Twilight of the Elites is a fairly unbiased account of why Americans have lost faith in their institutions. The fact is, be it government, corporation, religious institutions, or anything else, there has been a trend of the failure of our most trusted institutions. This has led to a frustration and mistrust of authority.
Hayes carefully examines many of the institutional failures over the past few decades. He explains how elite-think has failed and why major leaders from various sectors of American life have failed to do what the American people want or have failed to do their duty.
Hayes suggests that social distance plays a major reason leaders have acted unethically, committed certain illegal acts , or made catastrophic mistakes. Social distance refers to the disconnect between two groups. For example, the wealthy often do not understand the plight of the poor or middle class, because they don’t interact with those economic groups.
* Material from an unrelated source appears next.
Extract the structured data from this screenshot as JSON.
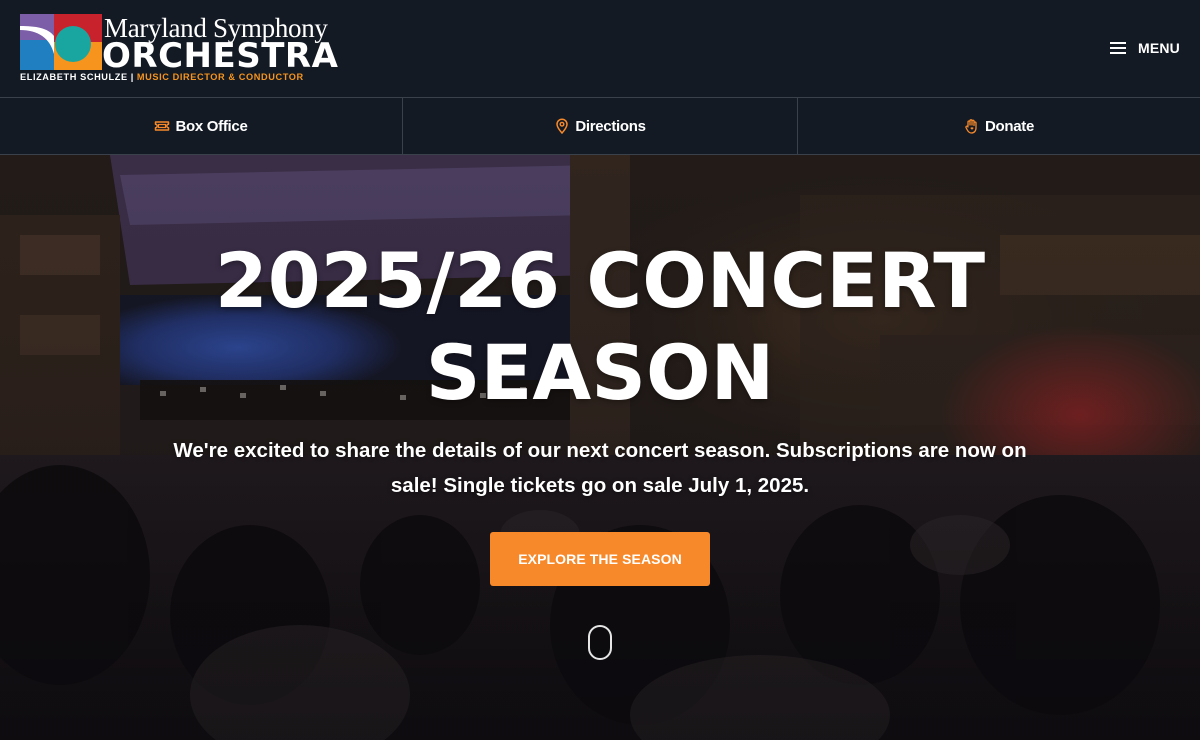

The biggest takeaway I had from the book was that many of these so called elites lacked empathy and understanding of the people they were trying to serve. Hayes effectively points lays out how social distance impacts the public. Clearly, we all need to have a better relationship to each other, rich and poor.
Imagine you are a powerful leader. You have many advisors and friends helping you to make the right decisions. Now imagine they are all “yes men” and never question your thinking or your decisions. If everyone is always telling you what you want to hear, you can’t be an effective leader since you may not feel the need to question your own ideas. While it can be frustrating to be challenged often, it has its’ benefits.
I feel Twilight of the Elites It’s an insightful read. You may not agree with how Hayes would solve the problems of our failing or inept institutions, but the reasons Hayes lays out for why they fail make sense. The sad truth is, even with a merit-based society, there is still an unbalance with who reaps the rewards. And even though we imagine the smartest, best candidates should have leadership roles, they often are far removed from the common man and lack the understanding and empathy to serve them.
The book isn’t a major downer, like I have mentioned there are solutions to the problems of institutional corruption and failures. The solutions from Hayes may not be everyone’s cup of tea, but he does have a cautious optimism. Clearly we can find ways to solve the biggest issues facing the United States and even the world, but we have to find a way past the dangerous partisanship effecting our country before we can get back to solving the big problems.